Whether Bergemann is adequately protected pursuant to the bankruptcy court's order is not relevant to the issues addressed in this appeal. See infra note 12.
Notably, Braniff mentioned the absolute priority rule only when referring to the requirements the parties must meet in "[a]ny future attempts to specify the terms whereby a reorganization plan is to be adopted." Braniff, 700 F.2d at 940.
See In re Regency Holdings (Cayman), 216 B.R. 371, 374 (Bankr. S.D.N.Y. 1998) (mentioning the absolute priority rule only in passing, while discussing an asset transfer between a subsidiary and its parent); In re Seaview Estates, Inc., 213 B.R. 427, 431-32 (Bankr. E.D.N.Y. 1997) (refusing to interpret a confirmed plan in a way that would violate the absolute priority rule).
Furthermore, 495 Central Park involved a financing transaction under § 364(d), which requires "adequate protection" of senior lienholders. In contrast, the financing agreement in this case is authorized by § 364(c), which does not require adequate protection. See In re Garland Corp., 6 B.R. 456, 462 (1st Cir. B.A.P. 1980). Likewise, Bergemann is an unsecured creditor, not a senior lienholder, and thus would not be entitled to adequate protection even under § 364(d). See In re Simasko Prod. Co., 47 B.R. 444, 448 (Bankr. D. Colo. 1985). Thus, the rationale of 495 Central Park applies even more strongly to the financing agreement in this case.

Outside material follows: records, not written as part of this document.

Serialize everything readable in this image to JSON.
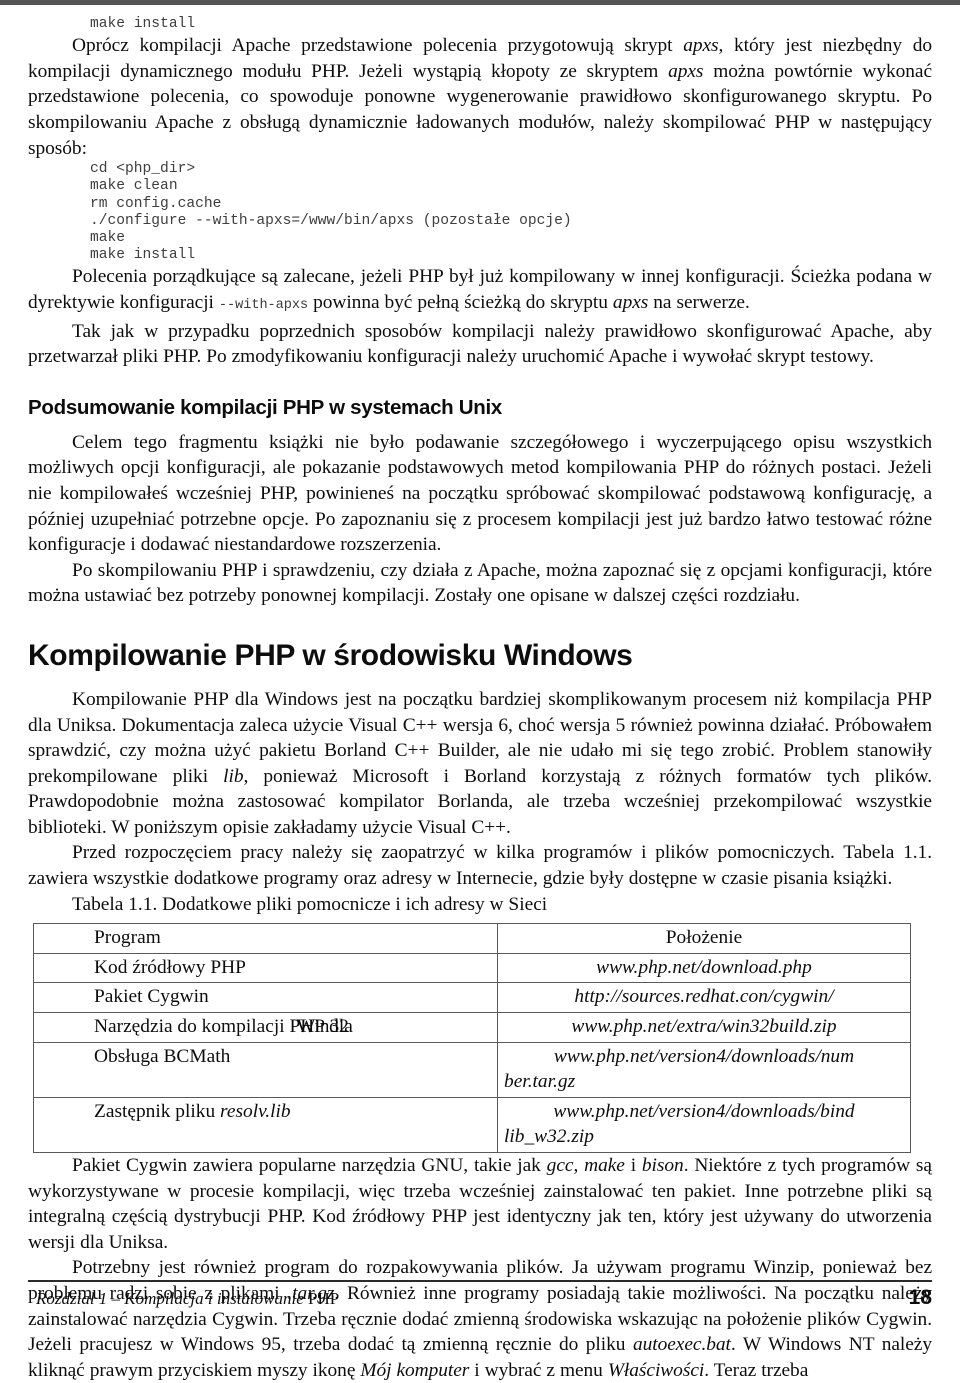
{
  "page": {
    "number": "18",
    "footer_text_italic": "Rozdział 1 – Kompilacja i instalowanie ",
    "footer_text_roman": "PHP"
  },
  "code_top": {
    "line1": "make install"
  },
  "paragraphs": {
    "p1_a": "Oprócz kompilacji Apache przedstawione polecenia przygotowują skrypt ",
    "p1_apxs1": "apxs",
    "p1_b": ", który jest niezbędny do kompilacji dynamicznego modułu PHP. Jeżeli wystąpią kłopoty ze skryptem ",
    "p1_apxs2": "apxs",
    "p1_c": " można powtórnie wykonać przedstawione polecenia, co spowoduje ponowne wygenerowanie prawidłowo skonfigurowanego skryptu. Po skompilowaniu Apache z obsługą dynamicznie ładowanych modułów, należy skompilować PHP w następujący sposób:",
    "p2_a": "Polecenia porządkujące są zalecane, jeżeli PHP był już kompilowany w innej konfiguracji. Ścieżka podana w dyrektywie konfiguracji ",
    "p2_code": "--with-apxs",
    "p2_b": " powinna być pełną ścieżką do skryptu ",
    "p2_apxs": "apxs",
    "p2_c": " na serwerze.",
    "p3": "Tak jak w przypadku poprzednich sposobów kompilacji należy prawidłowo skonfigurować Apache, aby przetwarzał pliki PHP. Po zmodyfikowaniu konfiguracji należy uruchomić Apache i wywołać skrypt testowy.",
    "p4": "Celem tego fragmentu książki nie było podawanie szczegółowego i wyczerpującego opisu wszystkich możliwych opcji konfiguracji, ale pokazanie podstawowych metod kompilowania PHP do różnych postaci. Jeżeli nie kompilowałeś wcześniej PHP, powinieneś na początku spróbować skompilować podstawową konfigurację, a później uzupełniać potrzebne opcje. Po zapoznaniu się z procesem kompilacji jest już bardzo łatwo testować różne konfiguracje i dodawać niestandardowe rozszerzenia.",
    "p5": "Po skompilowaniu PHP i sprawdzeniu, czy działa z Apache, można zapoznać się z opcjami konfiguracji, które można ustawiać bez potrzeby ponownej kompilacji. Zostały one opisane w dalszej części rozdziału.",
    "p6_a": "Kompilowanie PHP dla Windows jest na początku bardziej skomplikowanym procesem niż kompilacja PHP dla Uniksa. Dokumentacja zaleca użycie Visual C++ wersja 6, choć wersja 5 również powinna działać. Próbowałem sprawdzić, czy można użyć pakietu Borland C++ Builder, ale nie udało mi się tego zrobić. Problem stanowiły prekompilowane pliki ",
    "p6_lib": "lib",
    "p6_b": ", ponieważ Microsoft i Borland korzystają z różnych formatów tych plików. Prawdopodobnie można zastosować kompilator Borlanda, ale trzeba wcześniej przekompilować wszystkie biblioteki. W poniższym opisie zakładamy użycie Visual C++.",
    "p7": "Przed rozpoczęciem pracy należy się zaopatrzyć w kilka programów i plików pomocniczych. Tabela 1.1. zawiera wszystkie dodatkowe programy oraz adresy w Internecie, gdzie były dostępne w czasie pisania książki.",
    "p8_a": "Pakiet Cygwin zawiera popularne narzędzia GNU, takie jak ",
    "p8_gcc": "gcc",
    "p8_b": ", ",
    "p8_make": "make",
    "p8_c": " i ",
    "p8_bison": "bison",
    "p8_d": ". Niektóre z tych programów są wykorzystywane w procesie kompilacji, więc trzeba wcześniej zainstalować ten pakiet. Inne potrzebne pliki są integralną częścią dystrybucji PHP. Kod źródłowy PHP jest identyczny jak ten, który jest używany do utworzenia wersji dla Uniksa.",
    "p9_a": "Potrzebny jest również program do rozpakowywania plików. Ja używam programu Winzip, ponieważ bez problemu radzi sobie z plikami ",
    "p9_targz": ".tar.gz",
    "p9_b": ". Również inne programy posiadają takie możliwości. Na początku należy zainstalować narzędzia Cygwin. Trzeba ręcznie dodać zmienną środowiska wskazując na położenie plików Cygwin. Jeżeli pracujesz w Windows 95, trzeba dodać tą zmienną ręcznie do pliku ",
    "p9_autoexec": "autoexec.bat",
    "p9_c": ". W Windows NT należy kliknąć prawym przyciskiem myszy ikonę ",
    "p9_mojkomputer": "Mój komputer",
    "p9_d": " i wybrać z menu ",
    "p9_wlasciwosci": "Właściwości",
    "p9_e": ". Teraz trzeba"
  },
  "code_block": {
    "lines": [
      "cd <php_dir>",
      "make clean",
      "rm config.cache",
      "./configure --with-apxs=/www/bin/apxs (pozostałe opcje)",
      "make",
      "make install"
    ],
    "text": "cd <php_dir>\nmake clean\nrm config.cache\n./configure --with-apxs=/www/bin/apxs (pozostałe opcje)\nmake\nmake install"
  },
  "headings": {
    "section_unix": "Podsumowanie kompilacji PHP w systemach Unix",
    "chapter_windows": "Kompilowanie PHP w środowisku Windows"
  },
  "table": {
    "caption": "Tabela 1.1. Dodatkowe pliki pomocnicze i ich adresy w Sieci",
    "headers": [
      "Program",
      "Położenie"
    ],
    "rows": [
      {
        "program": "Kod źródłowy PHP",
        "url": "www.php.net/download.php"
      },
      {
        "program": "Pakiet Cygwin",
        "url": "http://sources.redhat.con/cygwin/"
      },
      {
        "program": "Narzędzia do kompilacji PHP dla",
        "program_overflow": "Win32",
        "url": "www.php.net/extra/win32build.zip"
      },
      {
        "program": "Obsługa BCMath",
        "url": "www.php.net/version4/downloads/num",
        "url_line2": "ber.tar.gz"
      },
      {
        "program": "Zastępnik pliku ",
        "program_italic": "resolv.lib",
        "url": "www.php.net/version4/downloads/bind",
        "url_line2": "lib_w32.zip"
      }
    ]
  },
  "colors": {
    "text": "#0d0d0d",
    "code": "#3e3e3e",
    "rule": "#555555",
    "table_border": "#5a5a5a"
  }
}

In re Creditors Serv. Corp., 195 B.R. 680, 689 n.5 (Bankr. S.D. Ohio 1996). The text quoted in Bergemann's brief to the bankruptcy court, while mentioning the terms "fraudulent conveyance" and "substantive consolidation," opined only that an overbroad view of the scope of substantive consolidation presents the danger that multiple fraudulent conveyances might serve as the basis for an improper substantive consolidation. Notably, neither the quoted text nor any other part of the opinion stated that an alleged substantive consolidation effects--or even presents the danger of--a fraudulent conveyance. The mere fact that the terms "fraudulent conveyance" and "substantive consolidation" appear in the same quoted sentence does not preserve the issue of whether the DIP financing order is a fraudulent conveyance.
In re Lawrence Paperboard Corp., 76 B.R. 866, 874 (Bankr. D. Mass 1987) (quoting Ruben v. Mfrs. Hanover Trust, 661 F.2d 979, 981 (2d Cir. 1981)).
Even if Bergemann had not waived the issue of fraudulent conveyance, its argument, which is premised on the proposition that Diamond Power received no benefit from the DIP financing agreement, is without merit. As discussed supra note 8, the bankruptcy court properly found as a matter of fact that Diamond Power needed and benefited from the agreement.